Ever wondered what creates the "clank clank clank" sound as a roller coaster is being pulled to the top of the first hill?
It comes from a piece of safety metal under the car called the anti-rollback device—ARD—or "chain dog."
As the car is pulled up, the ARD slides over the metal "teeth" under the track that are angled in such a way to allow the ARD to slide up and over but not backward.
That way, if the chain that pulls the car up breaks, the car will be locked into place exactly where it is, thereby saving the lives of the passengers.
(Being the skilled researcher and artist that I am I made a picture to illustrate this just for you. Pretty good, huh? I'll be making signed, limited editions available for your local museum. Standby for updates.)
What is your ARD for sales?
But, Wes...ahhh...what do you mean? Are you saying I need a sales safety dog?"
Roller coasters run the entire length of the track on the momentum that is created AT THE START of the ride.
Like a roller coaster ride, every successful sale requires a specific amount of energy in order to carry you through to the end.
You can focus on pre-planning and pre-framing to start well and use that massive potential energy to enable you to cruise with predictability and ease to the finish or you can start quickly and be prepared to exert an unknown—and possibly impossible—amount of energy in order to try and make the sale.
Huge potential energy is stored once the roller coaster reaches its highest point soon after leaving the safety of the boarding area.
But there's risk in climbing to such a high point, which is why the "chain dog" was invented. This eliminates the risk of going backward.
Most salespeople are competent at generating sales "activities" by expending huge amounts of energy, but they do it with no safety mechanisms in place.
Understanding this and perfecting it in my own life and then teaching it to others has been my life's work and it will take more than a few emails and blog posts to explain, which is why I created the Make Every Sale course.
But here's the beginning of what you'll learn...
Every sale follows a process.
Maybe it's 3 steps or 5 steps or 25 steps, but there is a process.
In the illustration above I map out seven common steps:
- Clarify Need
- Quantify the Need
This sales process sits within the larger framework I call my A.B.C.D.E Sales and Marketing System, which stands for:
And within that framework is my B.E.T.R.™ Prospecting System, which stands for:
(Then there's my speaking and presenting framework, which is also quite deliberate, and I share it with my private clients if you are looking to grow via that world.)
The sale—any and every sale—can stall at any stage, which robs you of the momentum you need to make more sales and to make them faster, and this is vital for a few reasons:
- Money loves speed
- Time kills deals
- A confused mind says no
Most salespeople are winging it, which means you are bouncing around going from stage 1 to stage 5, 2 to 4, or making the sale and skipping the vital after-order steps, etc.
Sometimes it works out. You get the order and think it's because of your magical skills, talent, and charisma.

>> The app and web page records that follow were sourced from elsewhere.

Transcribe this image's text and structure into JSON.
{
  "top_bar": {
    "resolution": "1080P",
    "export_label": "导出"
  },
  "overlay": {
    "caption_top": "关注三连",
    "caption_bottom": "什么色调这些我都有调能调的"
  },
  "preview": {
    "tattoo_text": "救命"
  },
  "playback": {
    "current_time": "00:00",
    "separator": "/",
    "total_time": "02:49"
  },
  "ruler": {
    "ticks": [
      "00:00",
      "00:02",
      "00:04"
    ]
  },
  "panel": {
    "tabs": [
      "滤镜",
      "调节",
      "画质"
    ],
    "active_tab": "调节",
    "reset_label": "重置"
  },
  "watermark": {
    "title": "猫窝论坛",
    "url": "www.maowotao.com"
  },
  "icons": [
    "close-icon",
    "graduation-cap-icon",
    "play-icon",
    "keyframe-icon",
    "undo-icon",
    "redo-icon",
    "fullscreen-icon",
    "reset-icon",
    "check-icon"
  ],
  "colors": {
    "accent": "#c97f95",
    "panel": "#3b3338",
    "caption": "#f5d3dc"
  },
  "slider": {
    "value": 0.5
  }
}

More often you get shot down, even on those "for sure deals," and blame it on the prospect instead of your aggression, short-cut-taking, and lack of planning.
By jumping around and skipping ahead to more advanced stages "to save time" or "because it felt right" before you secure each stage in the proper, sequential order is like going up that roller coaster hill with no "chain dog" and assuming/hoping the cable will never break.

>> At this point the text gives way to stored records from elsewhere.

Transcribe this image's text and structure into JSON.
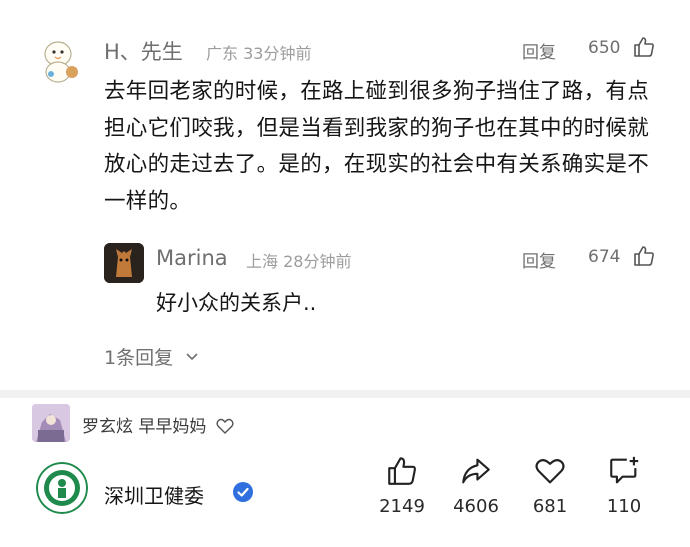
{
  "comment": {
    "username": "H、先生",
    "location": "广东",
    "time": "33分钟前",
    "reply_label": "回复",
    "like_count": "650",
    "text": "去年回老家的时候，在路上碰到很多狗子挡住了路，有点担心它们咬我，但是当看到我家的狗子也在其中的时候就放心的走过去了。是的，在现实的社会中有关系确实是不一样的。"
  },
  "reply": {
    "username": "Marina",
    "location": "上海",
    "time": "28分钟前",
    "reply_label": "回复",
    "like_count": "674",
    "text": "好小众的关系户.."
  },
  "more_replies": "1条回复",
  "liker": {
    "text": "罗玄炫  早早妈妈"
  },
  "account": {
    "name": "深圳卫健委"
  },
  "actions": {
    "like": "2149",
    "share": "4606",
    "favorite": "681",
    "comment": "110"
  },
  "colors": {
    "verify_blue": "#2f6fde",
    "meta_gray": "#9d9d9d"
  }
}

Today, this week, this month, and for the next year take the time to analyze not only what you do to make a sale but
- how you do it,

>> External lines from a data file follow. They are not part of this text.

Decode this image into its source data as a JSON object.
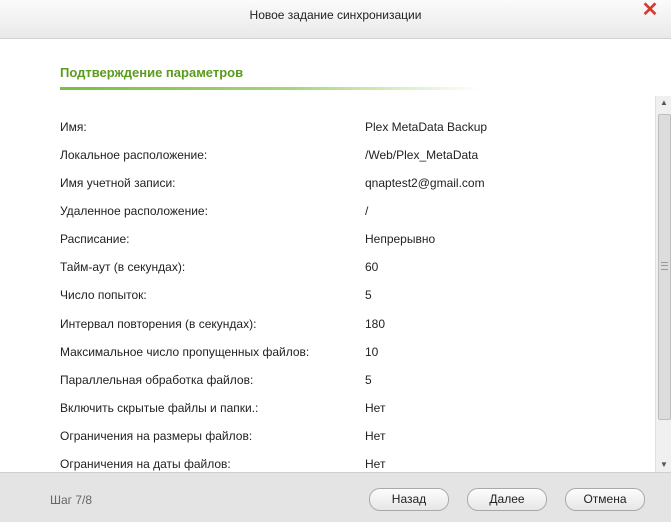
{
  "window": {
    "title": "Новое задание синхронизации",
    "close_glyph": "✕"
  },
  "section": {
    "title": "Подтверждение параметров"
  },
  "params": [
    {
      "label": "Имя:",
      "value": "Plex MetaData Backup"
    },
    {
      "label": "Локальное расположение:",
      "value": "/Web/Plex_MetaData"
    },
    {
      "label": "Имя учетной записи:",
      "value": "qnaptest2@gmail.com"
    },
    {
      "label": "Удаленное расположение:",
      "value": "/"
    },
    {
      "label": "Расписание:",
      "value": "Непрерывно"
    },
    {
      "label": "Тайм-аут (в секундах):",
      "value": "60"
    },
    {
      "label": "Число попыток:",
      "value": "5"
    },
    {
      "label": "Интервал повторения (в секундах):",
      "value": "180"
    },
    {
      "label": "Максимальное число пропущенных файлов:",
      "value": "10"
    },
    {
      "label": "Параллельная обработка файлов:",
      "value": "5"
    },
    {
      "label": "Включить скрытые файлы и папки.:",
      "value": "Нет"
    },
    {
      "label": "Ограничения на размеры файлов:",
      "value": "Нет"
    },
    {
      "label": "Ограничения на даты файлов:",
      "value": "Нет"
    }
  ],
  "footer": {
    "step": "Шаг 7/8",
    "back_label": "Назад",
    "next_label": "Далее",
    "cancel_label": "Отмена"
  },
  "colors": {
    "accent": "#5a9c1e",
    "close": "#d63b2f"
  },
  "icons": {
    "close": "close-icon",
    "scroll_up": "scroll-up-arrow-icon",
    "scroll_down": "scroll-down-arrow-icon"
  }
}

- the steps you take,
- the wins,
- the losses,
- what you say,
- how you engage,
- the percentage of questions you ask vs statements you make...
If you can measure it you can improve it.
But it's tough to read the label from inside the bottle, which is why you would benefit from a little private sales & business coaching. It's what made the difference in my professional life, which made a difference in my personal life.
Market like you mean it.
Now go sell something.